[PROBLEM REQUIREMENTS] Reproduce all of the data exactly.

====== SUPPLIED DATA

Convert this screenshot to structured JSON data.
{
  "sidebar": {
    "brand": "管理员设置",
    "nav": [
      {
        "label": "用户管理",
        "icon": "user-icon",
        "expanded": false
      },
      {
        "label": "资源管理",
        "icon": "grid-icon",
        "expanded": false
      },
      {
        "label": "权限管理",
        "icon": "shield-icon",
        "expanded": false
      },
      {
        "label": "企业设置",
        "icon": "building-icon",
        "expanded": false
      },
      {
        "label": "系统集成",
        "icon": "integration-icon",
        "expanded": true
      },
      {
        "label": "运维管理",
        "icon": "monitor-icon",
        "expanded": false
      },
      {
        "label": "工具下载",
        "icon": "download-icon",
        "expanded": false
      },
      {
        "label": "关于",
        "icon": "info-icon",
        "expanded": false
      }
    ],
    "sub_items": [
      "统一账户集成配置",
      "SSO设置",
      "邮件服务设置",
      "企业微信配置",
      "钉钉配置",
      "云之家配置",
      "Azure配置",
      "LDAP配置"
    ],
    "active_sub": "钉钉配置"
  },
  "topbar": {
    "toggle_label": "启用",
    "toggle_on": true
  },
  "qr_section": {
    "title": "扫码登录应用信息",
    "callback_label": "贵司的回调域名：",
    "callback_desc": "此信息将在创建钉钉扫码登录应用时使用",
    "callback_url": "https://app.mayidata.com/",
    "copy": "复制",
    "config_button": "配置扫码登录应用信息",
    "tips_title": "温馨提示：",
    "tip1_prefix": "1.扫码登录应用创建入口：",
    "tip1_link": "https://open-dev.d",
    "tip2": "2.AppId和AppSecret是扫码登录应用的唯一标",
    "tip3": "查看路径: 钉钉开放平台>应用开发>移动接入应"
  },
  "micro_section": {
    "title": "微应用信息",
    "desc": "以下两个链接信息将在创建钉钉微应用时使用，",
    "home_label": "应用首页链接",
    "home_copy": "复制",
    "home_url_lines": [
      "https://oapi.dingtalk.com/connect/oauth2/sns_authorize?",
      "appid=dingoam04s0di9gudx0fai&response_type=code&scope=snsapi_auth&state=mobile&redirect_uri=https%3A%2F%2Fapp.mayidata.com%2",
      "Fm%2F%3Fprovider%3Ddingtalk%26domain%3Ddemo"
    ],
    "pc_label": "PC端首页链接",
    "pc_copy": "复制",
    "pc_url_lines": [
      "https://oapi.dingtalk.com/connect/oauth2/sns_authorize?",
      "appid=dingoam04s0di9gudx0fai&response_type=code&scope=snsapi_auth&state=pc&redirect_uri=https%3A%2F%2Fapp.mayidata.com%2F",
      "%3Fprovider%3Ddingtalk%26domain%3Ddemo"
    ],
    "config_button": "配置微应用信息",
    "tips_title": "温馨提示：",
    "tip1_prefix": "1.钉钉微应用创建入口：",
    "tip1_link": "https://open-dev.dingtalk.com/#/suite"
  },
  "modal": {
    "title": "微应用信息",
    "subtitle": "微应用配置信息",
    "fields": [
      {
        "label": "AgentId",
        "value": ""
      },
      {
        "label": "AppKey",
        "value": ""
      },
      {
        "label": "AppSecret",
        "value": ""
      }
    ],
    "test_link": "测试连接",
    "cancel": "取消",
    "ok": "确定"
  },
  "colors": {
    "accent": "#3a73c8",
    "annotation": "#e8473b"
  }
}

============

[WRITTEN REPLY]
Convert this screenshot to structured JSON data.
{
  "sidebar": {
    "brand": "管理员设置",
    "nav": [
      {
        "label": "用户管理",
        "icon": "user-icon",
        "expanded": false
      },
      {
        "label": "资源管理",
        "icon": "grid-icon",
        "expanded": false
      },
      {
        "label": "权限管理",
        "icon": "shield-icon",
        "expanded": false
      },
      {
        "label": "企业设置",
        "icon": "building-icon",
        "expanded": false
      },
      {
        "label": "系统集成",
        "icon": "integration-icon",
        "expanded": true
      },
      {
        "label": "运维管理",
        "icon": "monitor-icon",
        "expanded": false
      },
      {
        "label": "工具下载",
        "icon": "download-icon",
        "expanded": false
      },
      {
        "label": "关于",
        "icon": "info-icon",
        "expanded": false
      }
    ],
    "sub_items": [
      "统一账户集成配置",
      "SSO设置",
      "邮件服务设置",
      "企业微信配置",
      "钉钉配置",
      "云之家配置",
      "Azure配置",
      "LDAP配置"
    ],
    "active_sub": "钉钉配置"
  },
  "topbar": {
    "toggle_label": "启用",
    "toggle_on": true
  },
  "qr_section": {
    "title": "扫码登录应用信息",
    "callback_label": "贵司的回调域名：",
    "callback_desc": "此信息将在创建钉钉扫码登录应用时使用",
    "callback_url": "https://app.mayidata.com/",
    "copy": "复制",
    "config_button": "配置扫码登录应用信息",
    "tips_title": "温馨提示：",
    "tip1_prefix": "1.扫码登录应用创建入口：",
    "tip1_link": "https://open-dev.d",
    "tip2": "2.AppId和AppSecret是扫码登录应用的唯一标",
    "tip3": "查看路径: 钉钉开放平台>应用开发>移动接入应"
  },
  "micro_section": {
    "title": "微应用信息",
    "desc": "以下两个链接信息将在创建钉钉微应用时使用，",
    "home_label": "应用首页链接",
    "home_copy": "复制",
    "home_url_lines": [
      "https://oapi.dingtalk.com/connect/oauth2/sns_authorize?",
      "appid=dingoam04s0di9gudx0fai&response_type=code&scope=snsapi_auth&state=mobile&redirect_uri=https%3A%2F%2Fapp.mayidata.com%2",
      "Fm%2F%3Fprovider%3Ddingtalk%26domain%3Ddemo"
    ],
    "pc_label": "PC端首页链接",
    "pc_copy": "复制",
    "pc_url_lines": [
      "https://oapi.dingtalk.com/connect/oauth2/sns_authorize?",
      "appid=dingoam04s0di9gudx0fai&response_type=code&scope=snsapi_auth&state=pc&redirect_uri=https%3A%2F%2Fapp.mayidata.com%2F",
      "%3Fprovider%3Ddingtalk%26domain%3Ddemo"
    ],
    "config_button": "配置微应用信息",
    "tips_title": "温馨提示：",
    "tip1_prefix": "1.钉钉微应用创建入口：",
    "tip1_link": "https://open-dev.dingtalk.com/#/suite"
  },
  "modal": {
    "title": "微应用信息",
    "subtitle": "微应用配置信息",
    "fields": [
      {
        "label": "AgentId",
        "value": ""
      },
      {
        "label": "AppKey",
        "value": ""
      },
      {
        "label": "AppSecret",
        "value": ""
      }
    ],
    "test_link": "测试连接",
    "cancel": "取消",
    "ok": "确定"
  },
  "colors": {
    "accent": "#3a73c8",
    "annotation": "#e8473b"
  }
}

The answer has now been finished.